*Exercise instructions*. Each entry is to be given again precisely, and no picture may be carried over.

★ ★ ★

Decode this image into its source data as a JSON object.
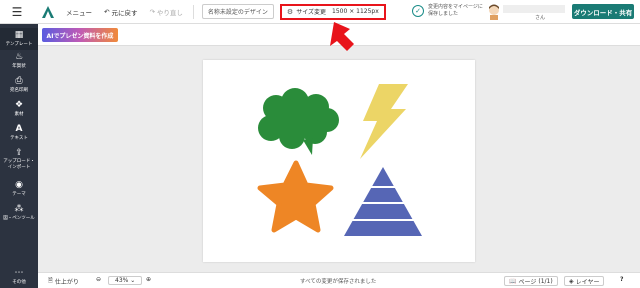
{
  "topbar": {
    "menu_label": "メニュー",
    "undo_label": "元に戻す",
    "redo_label": "やり直し",
    "design_name": "名称未設定のデザイン",
    "size_label": "サイズ変更",
    "size_value": "1500 × 1125px",
    "save_status_line1": "変更内容をマイページに",
    "save_status_line2": "保存しました",
    "username_suffix": "さん",
    "download_label": "ダウンロード・共有"
  },
  "sidebar": {
    "items": [
      {
        "label": "テンプレート",
        "icon": "template-icon"
      },
      {
        "label": "年賀状",
        "icon": "new-year-icon"
      },
      {
        "label": "宛名印刷",
        "icon": "printer-icon"
      },
      {
        "label": "素材",
        "icon": "material-icon"
      },
      {
        "label": "テキスト",
        "icon": "text-icon"
      },
      {
        "label": "アップロード・インポート",
        "icon": "upload-icon"
      },
      {
        "label": "テーマ",
        "icon": "theme-icon"
      },
      {
        "label": "図・ペンツール",
        "icon": "pen-tool-icon"
      },
      {
        "label": "その他",
        "icon": "more-icon"
      }
    ]
  },
  "subbar": {
    "ai_button_label": "AIでプレゼン資料を作成"
  },
  "canvas": {
    "shapes": [
      {
        "name": "speech-bubble",
        "color": "#2a8c3a"
      },
      {
        "name": "lightning-bolt",
        "color": "#ecd566"
      },
      {
        "name": "star",
        "color": "#ee8625"
      },
      {
        "name": "pyramid",
        "color": "#5666b5"
      }
    ]
  },
  "bottombar": {
    "finish_label": "仕上がり",
    "zoom_value": "43%",
    "status_text": "すべての変更が保存されました",
    "page_label": "ページ",
    "page_count": "(1/1)",
    "layer_label": "レイヤー",
    "help_label": "?"
  },
  "colors": {
    "accent": "#1a7b75",
    "sidebar_bg": "#2c3340",
    "highlight": "#e8141b"
  }
}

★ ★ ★

*Answer below*.
Decode this image into its source data as a JSON object.
{
  "topbar": {
    "menu_label": "メニュー",
    "undo_label": "元に戻す",
    "redo_label": "やり直し",
    "design_name": "名称未設定のデザイン",
    "size_label": "サイズ変更",
    "size_value": "1500 × 1125px",
    "save_status_line1": "変更内容をマイページに",
    "save_status_line2": "保存しました",
    "username_suffix": "さん",
    "download_label": "ダウンロード・共有"
  },
  "sidebar": {
    "items": [
      {
        "label": "テンプレート",
        "icon": "template-icon"
      },
      {
        "label": "年賀状",
        "icon": "new-year-icon"
      },
      {
        "label": "宛名印刷",
        "icon": "printer-icon"
      },
      {
        "label": "素材",
        "icon": "material-icon"
      },
      {
        "label": "テキスト",
        "icon": "text-icon"
      },
      {
        "label": "アップロード・インポート",
        "icon": "upload-icon"
      },
      {
        "label": "テーマ",
        "icon": "theme-icon"
      },
      {
        "label": "図・ペンツール",
        "icon": "pen-tool-icon"
      },
      {
        "label": "その他",
        "icon": "more-icon"
      }
    ]
  },
  "subbar": {
    "ai_button_label": "AIでプレゼン資料を作成"
  },
  "canvas": {
    "shapes": [
      {
        "name": "speech-bubble",
        "color": "#2a8c3a"
      },
      {
        "name": "lightning-bolt",
        "color": "#ecd566"
      },
      {
        "name": "star",
        "color": "#ee8625"
      },
      {
        "name": "pyramid",
        "color": "#5666b5"
      }
    ]
  },
  "bottombar": {
    "finish_label": "仕上がり",
    "zoom_value": "43%",
    "status_text": "すべての変更が保存されました",
    "page_label": "ページ",
    "page_count": "(1/1)",
    "layer_label": "レイヤー",
    "help_label": "?"
  },
  "colors": {
    "accent": "#1a7b75",
    "sidebar_bg": "#2c3340",
    "highlight": "#e8141b"
  }
}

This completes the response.